At this point, you may be wondering what’s the big deal about the Clark case. It’s a big deal because the Supreme Court will decide whether to significantly expand the definition of “law enforcement” for the purpose of the ‘testimonial’ hearsay rule. The Court will decide whether mandated reporters are now considered agents of law enforcement and thus whether a child’s disclosure to a mandated reporter is defined as ‘testimonial’. Such a ruling will severely limit the admissibility of these very powerful out of court statements made by children who are often incapable of testifying in court.
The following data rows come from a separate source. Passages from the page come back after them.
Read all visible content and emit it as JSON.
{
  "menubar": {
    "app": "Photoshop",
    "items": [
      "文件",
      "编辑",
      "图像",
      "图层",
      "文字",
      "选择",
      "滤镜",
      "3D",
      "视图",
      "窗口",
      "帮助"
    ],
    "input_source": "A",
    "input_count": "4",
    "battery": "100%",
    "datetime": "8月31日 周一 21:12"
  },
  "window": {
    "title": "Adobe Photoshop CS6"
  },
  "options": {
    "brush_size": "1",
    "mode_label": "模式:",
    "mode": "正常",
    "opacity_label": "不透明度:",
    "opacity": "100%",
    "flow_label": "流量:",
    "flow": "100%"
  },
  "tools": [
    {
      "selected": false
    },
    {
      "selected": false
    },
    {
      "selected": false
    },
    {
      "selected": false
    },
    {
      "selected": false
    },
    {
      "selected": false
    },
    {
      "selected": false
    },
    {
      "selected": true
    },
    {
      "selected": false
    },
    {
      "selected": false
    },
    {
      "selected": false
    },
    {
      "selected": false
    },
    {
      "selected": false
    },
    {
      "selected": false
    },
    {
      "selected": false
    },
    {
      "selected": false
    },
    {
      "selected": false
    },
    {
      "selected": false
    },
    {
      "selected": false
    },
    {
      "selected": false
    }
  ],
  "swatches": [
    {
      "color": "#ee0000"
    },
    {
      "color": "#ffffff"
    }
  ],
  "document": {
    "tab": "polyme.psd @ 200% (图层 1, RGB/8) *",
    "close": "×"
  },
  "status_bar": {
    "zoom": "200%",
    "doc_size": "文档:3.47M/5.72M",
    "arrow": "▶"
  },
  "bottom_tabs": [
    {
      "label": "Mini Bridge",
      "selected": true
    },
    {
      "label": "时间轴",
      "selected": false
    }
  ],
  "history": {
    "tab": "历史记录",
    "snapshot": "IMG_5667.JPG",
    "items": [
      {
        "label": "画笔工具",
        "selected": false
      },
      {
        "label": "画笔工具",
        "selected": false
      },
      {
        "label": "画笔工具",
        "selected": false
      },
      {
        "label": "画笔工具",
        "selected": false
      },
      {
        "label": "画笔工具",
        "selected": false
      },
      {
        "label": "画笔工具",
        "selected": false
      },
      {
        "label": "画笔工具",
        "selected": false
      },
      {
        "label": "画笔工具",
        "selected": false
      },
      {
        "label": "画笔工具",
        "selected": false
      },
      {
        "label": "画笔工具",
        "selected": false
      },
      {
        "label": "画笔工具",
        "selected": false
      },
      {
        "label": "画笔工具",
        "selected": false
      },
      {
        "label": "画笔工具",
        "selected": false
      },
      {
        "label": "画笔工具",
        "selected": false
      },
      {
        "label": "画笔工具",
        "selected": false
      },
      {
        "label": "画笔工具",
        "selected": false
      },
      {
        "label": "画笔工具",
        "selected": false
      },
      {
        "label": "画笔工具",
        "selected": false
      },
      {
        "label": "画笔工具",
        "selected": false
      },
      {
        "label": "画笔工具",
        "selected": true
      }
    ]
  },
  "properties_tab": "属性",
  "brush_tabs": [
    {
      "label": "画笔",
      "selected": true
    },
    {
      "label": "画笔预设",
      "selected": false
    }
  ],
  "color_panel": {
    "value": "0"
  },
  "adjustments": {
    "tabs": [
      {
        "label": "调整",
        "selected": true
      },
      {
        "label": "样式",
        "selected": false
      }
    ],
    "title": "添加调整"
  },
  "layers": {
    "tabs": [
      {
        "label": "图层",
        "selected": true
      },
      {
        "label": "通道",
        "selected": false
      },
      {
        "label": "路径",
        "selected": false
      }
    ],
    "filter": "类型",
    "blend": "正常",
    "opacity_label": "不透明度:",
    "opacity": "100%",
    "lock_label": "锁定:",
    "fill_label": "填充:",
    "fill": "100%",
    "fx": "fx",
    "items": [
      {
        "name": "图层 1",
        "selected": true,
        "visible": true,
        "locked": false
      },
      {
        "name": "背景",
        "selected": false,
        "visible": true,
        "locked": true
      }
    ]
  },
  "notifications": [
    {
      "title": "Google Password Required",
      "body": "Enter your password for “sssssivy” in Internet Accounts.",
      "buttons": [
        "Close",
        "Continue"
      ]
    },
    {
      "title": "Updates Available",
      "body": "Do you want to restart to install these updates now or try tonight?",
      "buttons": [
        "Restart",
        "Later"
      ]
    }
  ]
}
As a prosecutor, I remember cases where a very young child or a very emotionally vulnerable child made a compelling disclosure of abuse to someone they trusted in a private place. Oftentimes, those same children were not emotionally equipped to repeat the same disclosure to a prosecutor, judge, and jury in a crowded courtroom.
If a child’s abuse disclosure to a mandated reporter is considered ‘testimonial’, prosecutors will have an even more difficult time proving child abuse cases, especially when the victim is very young or emotionally vulnerable. As a result, more offenders will avoid prosecution and will be emboldened to continue victimizing children. My fear is that such a ruling will encourage offenders to focus on victimizing younger and more emotionally challenged children, knowing that many of their out of court disclosures won’t be admitted since they are less able to testify in court.
I remain hopeful. I remain hopeful that the Supreme Court will rule that designating someone as a mandated reporter does not automatically make him or her an agent of law enforcement. If anything, it makes them an agent of a society that cares for the protection and welfare of a child. Such a ruling will continue to allow some of the most powerful pieces of evidence to continue being considered by juries in cases that are the most difficult to prosecute. Such a ruling will respect the constitutional rights of defendants and allowing them to continue cross-examining any witness who testifies about a child’s out of court statement. Ultimately, such a ruling will continue to provide a voice to little ones who often find themselves silenced when sitting in an intimidating courtroom, filled with strangers, and only feet away from their offender.
My hope is that more of us will understand the importance of this case and will step forward to speak on behalf of children who could be silenced in the courtroom by the decision of nine justices. Let's be hopeful that they do the right thing. In the meantime, let's continue to be committed to reporting suspected abuse, regardless of whether or not a law requires us to do so.
This post was originally published on March 14, 2015 by RNS. It is reposted here with their permission.